The landmark ruling, Lawrence v. Texas (2003), is often cited as the beginning of the current gay rights movement. Since the time of that ruling, attitudes toward acceptance of gay rights have shown a clear cultural shift. As Kite (2011) notes, the sheer number of polls now tracking issues such as support for gay marriage, gay adoption, and gays in the military surely indicates that attitudes are changing and are likely to continue to do so. Other recent changes include the repeal of the U.S. military’s “Don’t Ask, Don’t Tell Policy,” signed into law in 2010 by President Barack Obama, and the Supreme Court rulings overturning portions of the Defense of Marriage Act (United States v. Windsor, 2013) and the ruling on California’s Proposition 8 (Hollingsworth v. Perry, 2013) that resulted in gay marriages being resumed in that state. However, national opinion polls also show that acceptance of gay rights is much greater among younger than older people; percentages supporting gay marriage are lowest for those 65 years and older (32%) followed by those 50-64 (37%), those 30-49 (40%), and those 18-29 (59%; Jones, 2009). Other factors that predict anti-gay prejudice include gender, religiosity, and level of education (Herek, 2000). Acceptance of gay civil rights is also becoming more widespread in Western Europe, but remains very low in African and the Middle East (Pew Global Attitudes Project, 2007).

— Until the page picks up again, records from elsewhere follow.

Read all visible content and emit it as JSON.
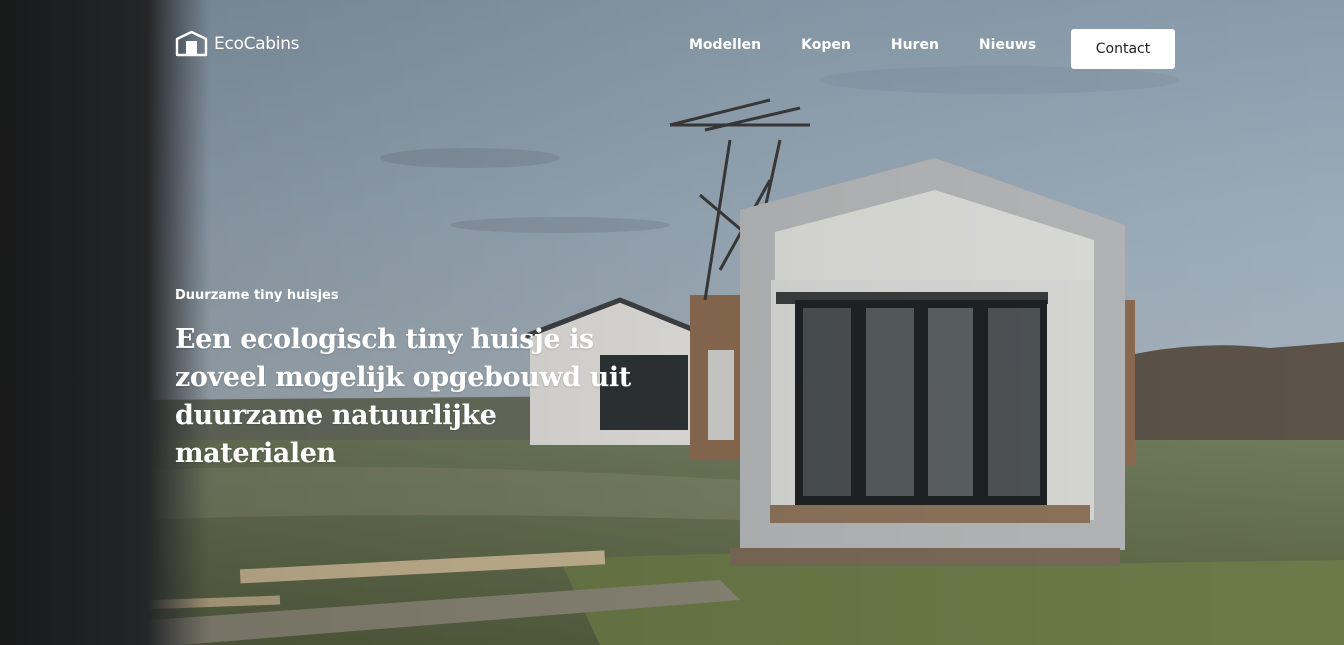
{
  "brand": {
    "name": "EcoCabins",
    "icon": "cabin-logo-icon"
  },
  "nav": {
    "items": [
      {
        "label": "Modellen"
      },
      {
        "label": "Kopen"
      },
      {
        "label": "Huren"
      },
      {
        "label": "Nieuws"
      }
    ],
    "cta_label": "Contact"
  },
  "hero": {
    "eyebrow": "Duurzame tiny huisjes",
    "headline": "Een ecologisch tiny huisje is zoveel mogelijk opgebouwd uit duurzame natuurlijke materialen",
    "image": "tiny-house-landscape-photo"
  },
  "colors": {
    "text_on_hero": "#ffffff",
    "button_bg": "#ffffff",
    "button_text": "#1f1f1f"
  }
}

Despite these recent visible changes in Western societies, sexual minorities continue to face harassment, criminal victimization, verbal abuse, and other forms of hostility because of their sexual orientation (Herek, 2009). Looking only at recent change also masks the experiences of older sexual minorities who were, historically, largely invisible. For example, Phyllis Lyon and Del Martin, founders of Daughters of Bilitis, both reported on the National Public Radio Show Fresh Air (2008) that when they realized they were attracted to women, they thought they were the only ones. Other landmark historic events deserve attention, including the Stonewall riots, and Evelyn Hooker’s groundbreaking work demonstrating that mental illness was not more prevalent in gay men than in heterosexual men, and the decision of the American Psychiatric Association to remove homosexuality as mental illness from the Diagnostic and Statistical Manual of Mental Disorders (American Psychiatric Association, 1980). It is important to understand how these events opened the way for the attitude changes we are witnessing today.
American Psychiatric Association (1980). Diagnostic and statistical manual of mental disorders (3rd ed.). Washington, DC: Author
Fresh Air (Producer). (2008, August 29). Lesbian activist, Pioneering journalist Del Martin [Audio]. National Public Radio. Retrieved from http://www.npr.org/templates/story/story.php?storyId=94105031
Herek, G. M. (2000). The psychology of sexual prejudice. Current Directions in Psychological Science, 9, 19-22. http://dx.doi.org/10.1111/1467-8721.00051
Herek, G. M. (2009). Hate crimes and stigma-related experiences among sexual minority adults in the United States: Prevalence estimates from a national probability sample. Journal of Interpersonal Violence, 24, 54-74. http://dx.doi.org/10.1177/0886260508316477
Hollingsworth v. Perry, 570 U.S.___ (2013).
Jones, J. M. (2009). Majority of Americans continue to oppose gay marriage. Princeton, NJ. Retrieved from http://www.gallup.com/poll/118378/Majority-Americans-Continue-Oppose-Gay-Marriage.aspx
Kite, M. E. (2011). (Some) things are different now: An optimistic look at sexual prejudice. Psychology of Women Quarterly, 35, 415-522. http://dx.doi.org/10.1177/0361684311414831
Lawrence v. Texas, 539 U.S. 538 (2003).
Pew Global Attitudes Project (2007). World publics welcome global trade--but not immigration. Retrieved from http://pewglobal.org/reports/pdf/258topline.pdf
United States v. Windsor 12–307 (2013).